Top of Data to use

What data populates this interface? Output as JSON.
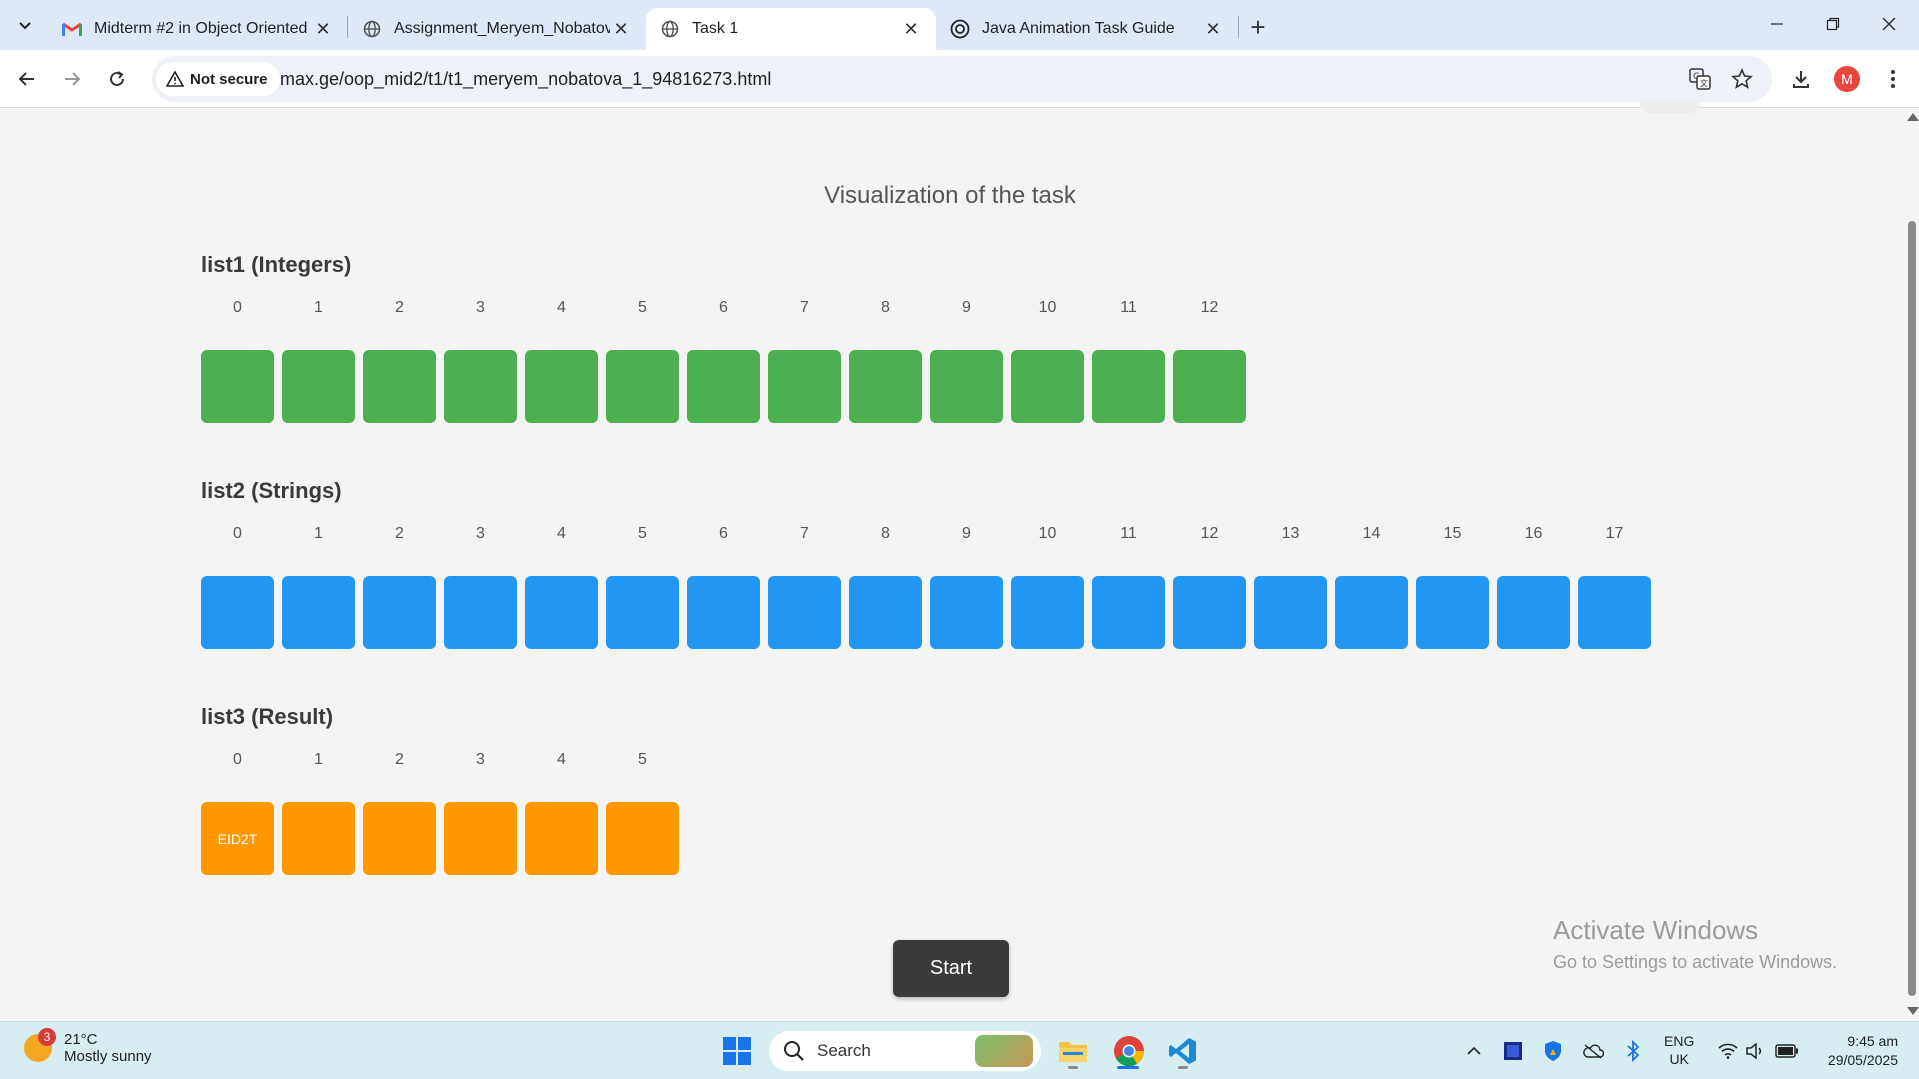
{
  "browser": {
    "tabs": [
      {
        "title": "Midterm #2 in Object Oriented",
        "icon": "gmail-icon",
        "active": false
      },
      {
        "title": "Assignment_Meryem_Nobatova",
        "icon": "globe-icon",
        "active": false
      },
      {
        "title": "Task 1",
        "icon": "globe-icon",
        "active": true
      },
      {
        "title": "Java Animation Task Guide",
        "icon": "chatgpt-icon",
        "active": false
      }
    ],
    "security_chip": "Not secure",
    "url": "max.ge/oop_mid2/t1/t1_meryem_nobatova_1_94816273.html",
    "profile_initial": "M"
  },
  "page": {
    "title": "Visualization of the task",
    "lists": [
      {
        "label": "list1 (Integers)",
        "color": "#4caf50",
        "indices": [
          "0",
          "1",
          "2",
          "3",
          "4",
          "5",
          "6",
          "7",
          "8",
          "9",
          "10",
          "11",
          "12"
        ],
        "values": [
          "",
          "",
          "",
          "",
          "",
          "",
          "",
          "",
          "",
          "",
          "",
          "",
          ""
        ]
      },
      {
        "label": "list2 (Strings)",
        "color": "#2196f3",
        "indices": [
          "0",
          "1",
          "2",
          "3",
          "4",
          "5",
          "6",
          "7",
          "8",
          "9",
          "10",
          "11",
          "12",
          "13",
          "14",
          "15",
          "16",
          "17"
        ],
        "values": [
          "",
          "",
          "",
          "",
          "",
          "",
          "",
          "",
          "",
          "",
          "",
          "",
          "",
          "",
          "",
          "",
          "",
          ""
        ]
      },
      {
        "label": "list3 (Result)",
        "color": "#ff9800",
        "indices": [
          "0",
          "1",
          "2",
          "3",
          "4",
          "5"
        ],
        "values": [
          "EID2T",
          "",
          "",
          "",
          "",
          ""
        ]
      }
    ],
    "start_label": "Start",
    "watermark": {
      "line1": "Activate Windows",
      "line2": "Go to Settings to activate Windows."
    }
  },
  "taskbar": {
    "weather_badge": "3",
    "temperature": "21°C",
    "condition": "Mostly sunny",
    "search_label": "Search",
    "language": {
      "line1": "ENG",
      "line2": "UK"
    },
    "time": "9:45 am",
    "date": "29/05/2025"
  }
}
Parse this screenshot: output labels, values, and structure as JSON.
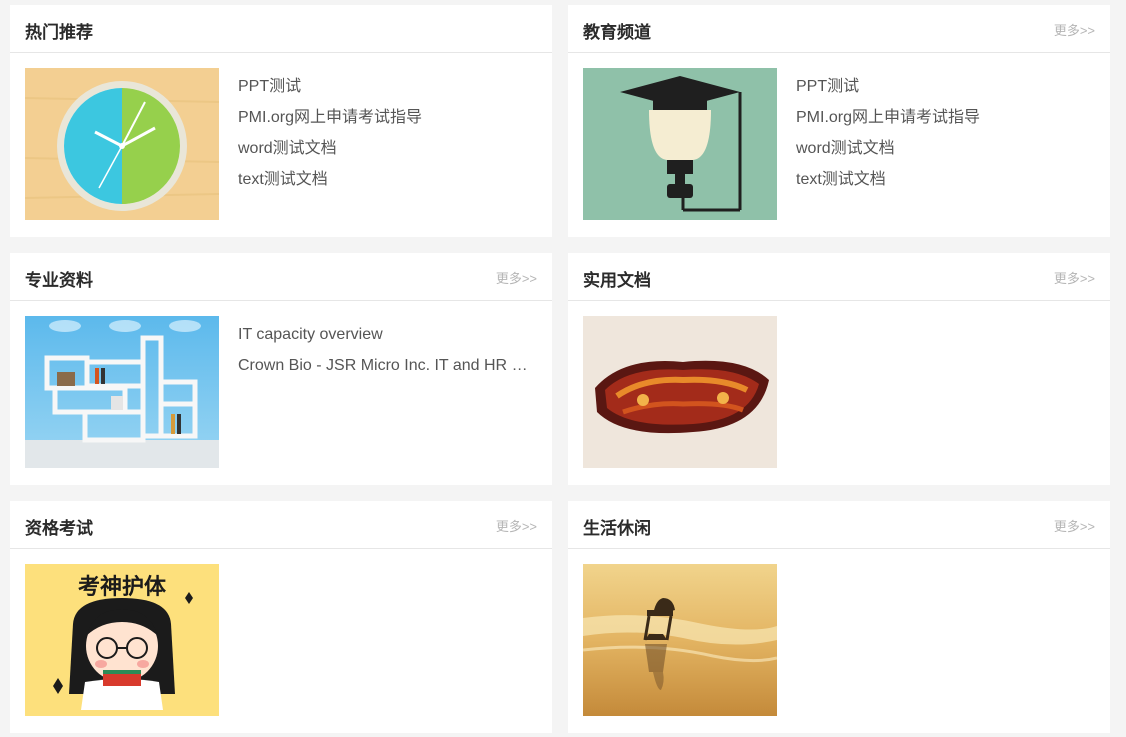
{
  "sections": [
    {
      "title": "热门推荐",
      "more": "",
      "image": "clock-illustration",
      "links": [
        "PPT测试",
        "PMI.org网上申请考试指导",
        "word测试文档",
        "text测试文档"
      ]
    },
    {
      "title": "教育频道",
      "more": "更多>>",
      "image": "graduation-cap-lightbulb-illustration",
      "links": [
        "PPT测试",
        "PMI.org网上申请考试指导",
        "word测试文档",
        "text测试文档"
      ]
    },
    {
      "title": "专业资料",
      "more": "更多>>",
      "image": "bookshelf-photo",
      "links": [
        "IT capacity overview",
        "Crown Bio - JSR Micro Inc. IT and HR Meeting"
      ]
    },
    {
      "title": "实用文档",
      "more": "更多>>",
      "image": "calligraphy-banner",
      "links": []
    },
    {
      "title": "资格考试",
      "more": "更多>>",
      "image": "exam-cartoon-girl",
      "image_caption": "考神护体",
      "links": []
    },
    {
      "title": "生活休闲",
      "more": "更多>>",
      "image": "beach-chair-sunset-photo",
      "links": []
    }
  ],
  "colors": {
    "page_background": "#f4f4f4",
    "card_background": "#ffffff",
    "title_text": "#2b2b2b",
    "link_text": "#555555",
    "more_text": "#b5b5b5"
  }
}
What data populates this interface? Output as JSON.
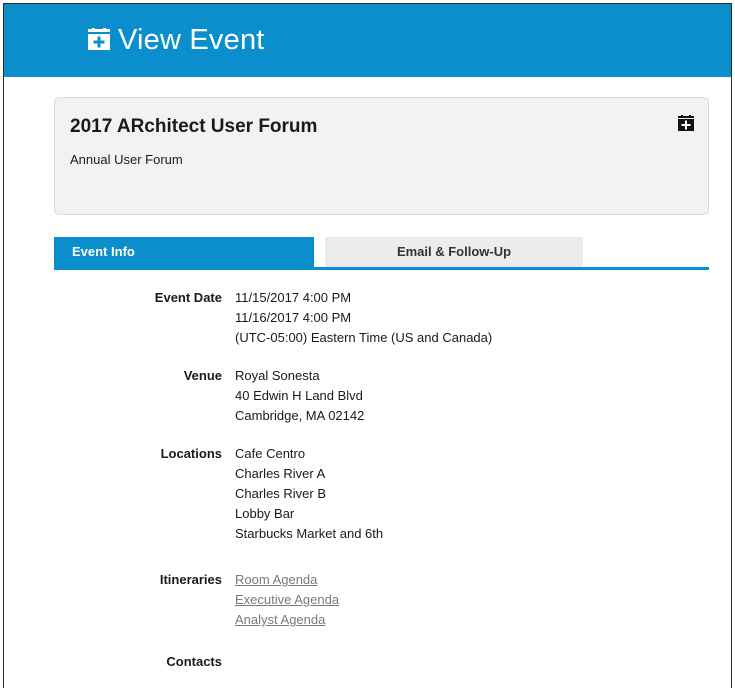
{
  "header": {
    "title": "View Event",
    "icon": "calendar-plus-icon",
    "bg_color": "#0a8fcc"
  },
  "event": {
    "name": "2017 ARchitect User Forum",
    "description": "Annual User Forum",
    "action_icon": "calendar-plus-icon"
  },
  "tabs": [
    {
      "label": "Event Info",
      "active": true
    },
    {
      "label": "Email & Follow-Up",
      "active": false
    }
  ],
  "info": {
    "event_date": {
      "label": "Event Date",
      "start": "11/15/2017 4:00 PM",
      "end": "11/16/2017 4:00 PM",
      "timezone": "(UTC-05:00) Eastern Time (US and Canada)"
    },
    "venue": {
      "label": "Venue",
      "name": "Royal Sonesta",
      "address1": "40 Edwin H Land Blvd",
      "address2": "Cambridge, MA 02142"
    },
    "locations": {
      "label": "Locations",
      "items": [
        "Cafe Centro",
        "Charles River A",
        "Charles River B",
        "Lobby Bar",
        "Starbucks Market and 6th"
      ]
    },
    "itineraries": {
      "label": "Itineraries",
      "items": [
        "Room Agenda",
        "Executive Agenda",
        "Analyst Agenda"
      ]
    },
    "contacts": {
      "label": "Contacts"
    }
  }
}
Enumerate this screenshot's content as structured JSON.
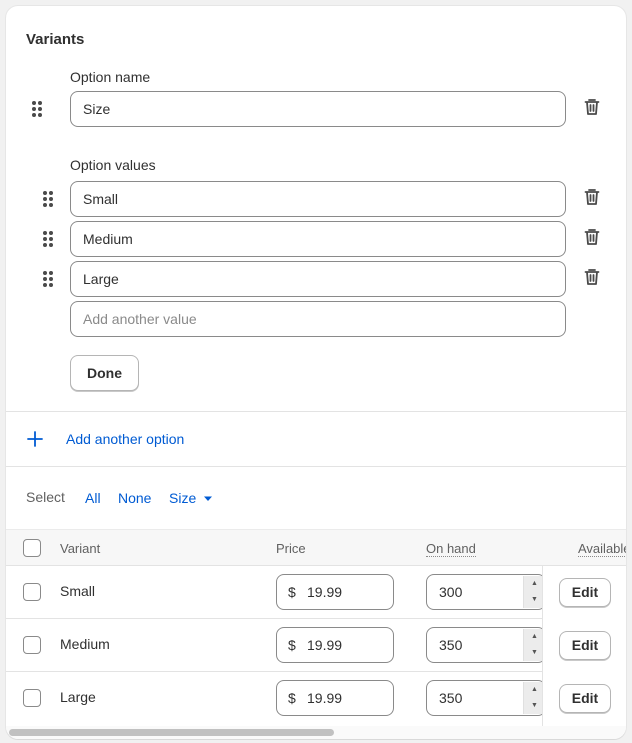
{
  "section": {
    "title": "Variants"
  },
  "option": {
    "name_label": "Option name",
    "name_value": "Size",
    "values_label": "Option values",
    "values": [
      "Small",
      "Medium",
      "Large"
    ],
    "add_value_placeholder": "Add another value",
    "done_label": "Done"
  },
  "add_option": {
    "label": "Add another option"
  },
  "select_bar": {
    "label": "Select",
    "all": "All",
    "none": "None",
    "filter": "Size"
  },
  "table": {
    "headers": {
      "variant": "Variant",
      "price": "Price",
      "on_hand": "On hand",
      "available": "Available"
    },
    "rows": [
      {
        "variant": "Small",
        "currency": "$",
        "price": "19.99",
        "on_hand": "300",
        "action": "Edit"
      },
      {
        "variant": "Medium",
        "currency": "$",
        "price": "19.99",
        "on_hand": "350",
        "action": "Edit"
      },
      {
        "variant": "Large",
        "currency": "$",
        "price": "19.99",
        "on_hand": "350",
        "action": "Edit"
      }
    ]
  },
  "icons": {
    "drag": "drag-handle-icon",
    "delete": "trash-icon",
    "add": "plus-icon",
    "caret": "caret-down-icon"
  },
  "colors": {
    "link": "#005bd3",
    "text": "#303030",
    "border": "#8a8a8a"
  }
}
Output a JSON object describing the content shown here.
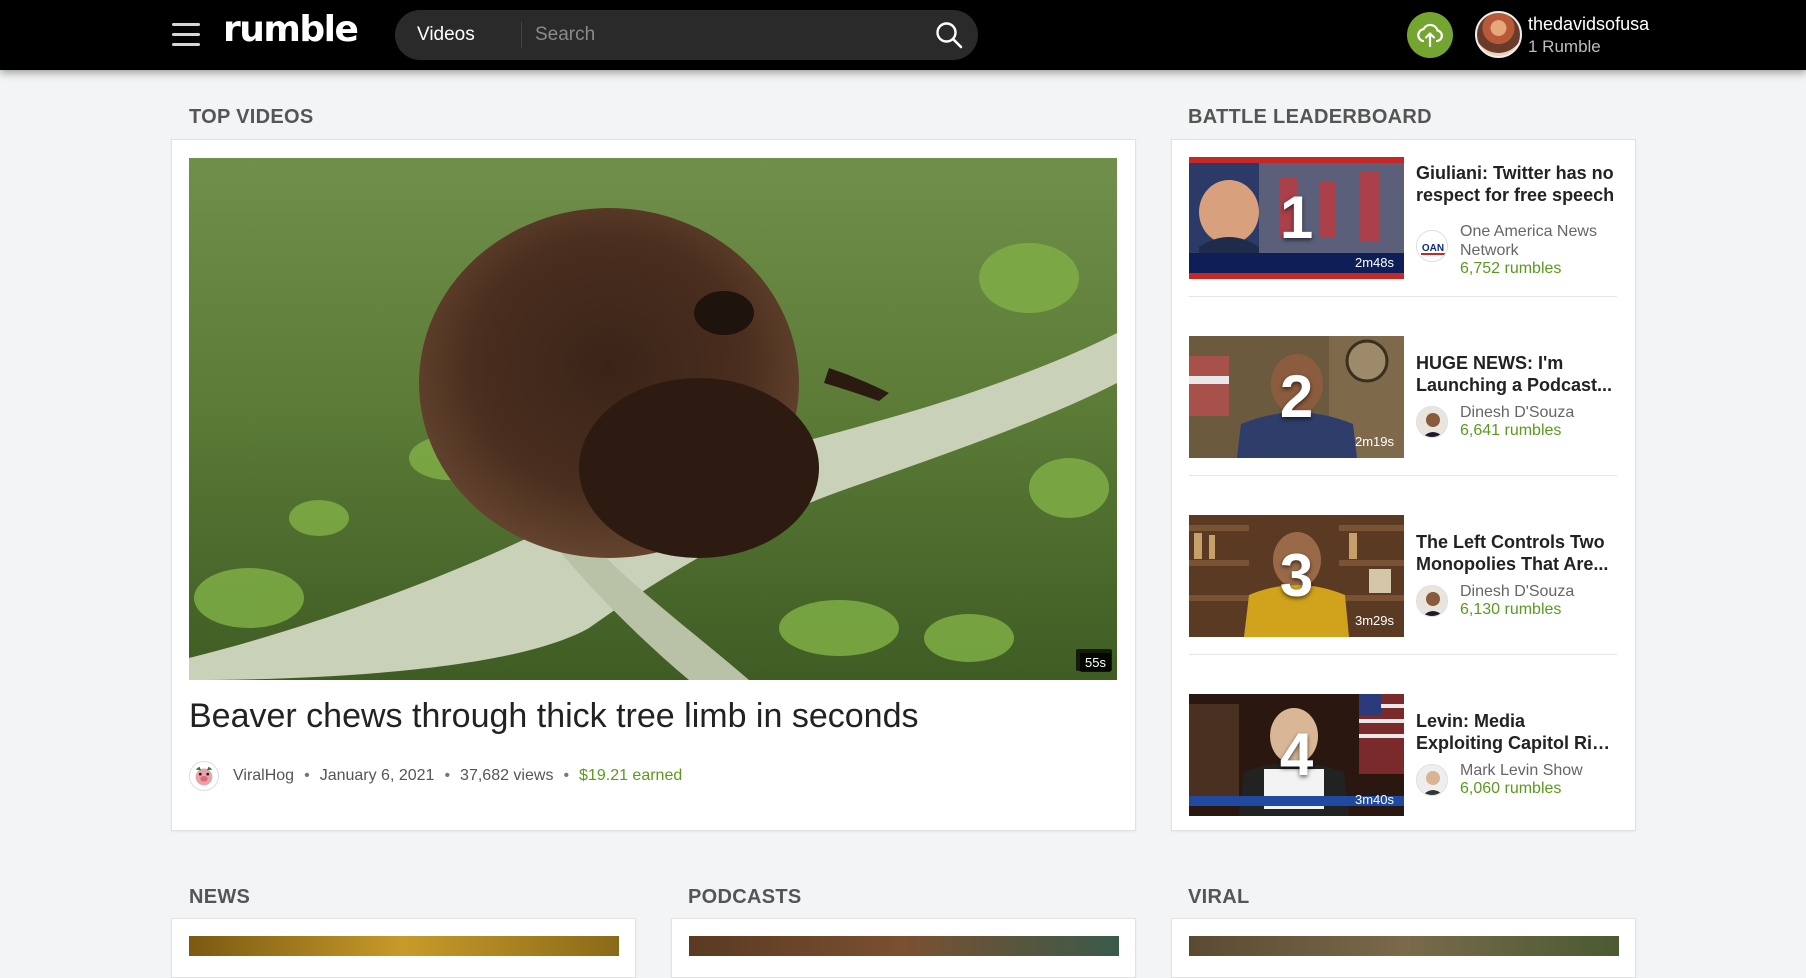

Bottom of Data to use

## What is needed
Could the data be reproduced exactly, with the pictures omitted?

## Task solution
What data populates this interface? Output as JSON.
{
  "browser": {
    "tabs": [
      {
        "title": "Midterm #2 in Object Oriented",
        "icon": "gmail-icon",
        "active": false
      },
      {
        "title": "Assignment_Meryem_Nobatova",
        "icon": "globe-icon",
        "active": false
      },
      {
        "title": "Task 1",
        "icon": "globe-icon",
        "active": true
      },
      {
        "title": "Java Animation Task Guide",
        "icon": "chatgpt-icon",
        "active": false
      }
    ],
    "security_chip": "Not secure",
    "url": "max.ge/oop_mid2/t1/t1_meryem_nobatova_1_94816273.html",
    "profile_initial": "M"
  },
  "page": {
    "title": "Visualization of the task",
    "lists": [
      {
        "label": "list1 (Integers)",
        "color": "#4caf50",
        "indices": [
          "0",
          "1",
          "2",
          "3",
          "4",
          "5",
          "6",
          "7",
          "8",
          "9",
          "10",
          "11",
          "12"
        ],
        "values": [
          "",
          "",
          "",
          "",
          "",
          "",
          "",
          "",
          "",
          "",
          "",
          "",
          ""
        ]
      },
      {
        "label": "list2 (Strings)",
        "color": "#2196f3",
        "indices": [
          "0",
          "1",
          "2",
          "3",
          "4",
          "5",
          "6",
          "7",
          "8",
          "9",
          "10",
          "11",
          "12",
          "13",
          "14",
          "15",
          "16",
          "17"
        ],
        "values": [
          "",
          "",
          "",
          "",
          "",
          "",
          "",
          "",
          "",
          "",
          "",
          "",
          "",
          "",
          "",
          "",
          "",
          ""
        ]
      },
      {
        "label": "list3 (Result)",
        "color": "#ff9800",
        "indices": [
          "0",
          "1",
          "2",
          "3",
          "4",
          "5"
        ],
        "values": [
          "EID2T",
          "",
          "",
          "",
          "",
          ""
        ]
      }
    ],
    "start_label": "Start",
    "watermark": {
      "line1": "Activate Windows",
      "line2": "Go to Settings to activate Windows."
    }
  },
  "taskbar": {
    "weather_badge": "3",
    "temperature": "21°C",
    "condition": "Mostly sunny",
    "search_label": "Search",
    "language": {
      "line1": "ENG",
      "line2": "UK"
    },
    "time": "9:45 am",
    "date": "29/05/2025"
  }
}
Parse this screenshot: output labels, values, and structure as JSON.
{
  "sections": [
    {
      "title": "热门推荐",
      "more": "",
      "image": "clock-illustration",
      "links": [
        "PPT测试",
        "PMI.org网上申请考试指导",
        "word测试文档",
        "text测试文档"
      ]
    },
    {
      "title": "教育频道",
      "more": "更多>>",
      "image": "graduation-cap-lightbulb-illustration",
      "links": [
        "PPT测试",
        "PMI.org网上申请考试指导",
        "word测试文档",
        "text测试文档"
      ]
    },
    {
      "title": "专业资料",
      "more": "更多>>",
      "image": "bookshelf-photo",
      "links": [
        "IT capacity overview",
        "Crown Bio - JSR Micro Inc. IT and HR Meeting"
      ]
    },
    {
      "title": "实用文档",
      "more": "更多>>",
      "image": "calligraphy-banner",
      "links": []
    },
    {
      "title": "资格考试",
      "more": "更多>>",
      "image": "exam-cartoon-girl",
      "image_caption": "考神护体",
      "links": []
    },
    {
      "title": "生活休闲",
      "more": "更多>>",
      "image": "beach-chair-sunset-photo",
      "links": []
    }
  ],
  "colors": {
    "page_background": "#f4f4f4",
    "card_background": "#ffffff",
    "title_text": "#2b2b2b",
    "link_text": "#555555",
    "more_text": "#b5b5b5"
  }
}
What data populates this interface? Output as JSON.
{
  "header": {
    "title": "View Event",
    "icon": "calendar-plus-icon",
    "bg_color": "#0a8fcc"
  },
  "event": {
    "name": "2017 ARchitect User Forum",
    "description": "Annual User Forum",
    "action_icon": "calendar-plus-icon"
  },
  "tabs": [
    {
      "label": "Event Info",
      "active": true
    },
    {
      "label": "Email & Follow-Up",
      "active": false
    }
  ],
  "info": {
    "event_date": {
      "label": "Event Date",
      "start": "11/15/2017 4:00 PM",
      "end": "11/16/2017 4:00 PM",
      "timezone": "(UTC-05:00) Eastern Time (US and Canada)"
    },
    "venue": {
      "label": "Venue",
      "name": "Royal Sonesta",
      "address1": "40 Edwin H Land Blvd",
      "address2": "Cambridge, MA 02142"
    },
    "locations": {
      "label": "Locations",
      "items": [
        "Cafe Centro",
        "Charles River A",
        "Charles River B",
        "Lobby Bar",
        "Starbucks Market and 6th"
      ]
    },
    "itineraries": {
      "label": "Itineraries",
      "items": [
        "Room Agenda",
        "Executive Agenda",
        "Analyst Agenda"
      ]
    },
    "contacts": {
      "label": "Contacts"
    }
  }
}
Enumerate this screenshot's content as structured JSON.
{
  "section": {
    "title": "Variants"
  },
  "option": {
    "name_label": "Option name",
    "name_value": "Size",
    "values_label": "Option values",
    "values": [
      "Small",
      "Medium",
      "Large"
    ],
    "add_value_placeholder": "Add another value",
    "done_label": "Done"
  },
  "add_option": {
    "label": "Add another option"
  },
  "select_bar": {
    "label": "Select",
    "all": "All",
    "none": "None",
    "filter": "Size"
  },
  "table": {
    "headers": {
      "variant": "Variant",
      "price": "Price",
      "on_hand": "On hand",
      "available": "Available"
    },
    "rows": [
      {
        "variant": "Small",
        "currency": "$",
        "price": "19.99",
        "on_hand": "300",
        "action": "Edit"
      },
      {
        "variant": "Medium",
        "currency": "$",
        "price": "19.99",
        "on_hand": "350",
        "action": "Edit"
      },
      {
        "variant": "Large",
        "currency": "$",
        "price": "19.99",
        "on_hand": "350",
        "action": "Edit"
      }
    ]
  },
  "icons": {
    "drag": "drag-handle-icon",
    "delete": "trash-icon",
    "add": "plus-icon",
    "caret": "caret-down-icon"
  },
  "colors": {
    "link": "#005bd3",
    "text": "#303030",
    "border": "#8a8a8a"
  }
}
Output a JSON object describing the content shown here.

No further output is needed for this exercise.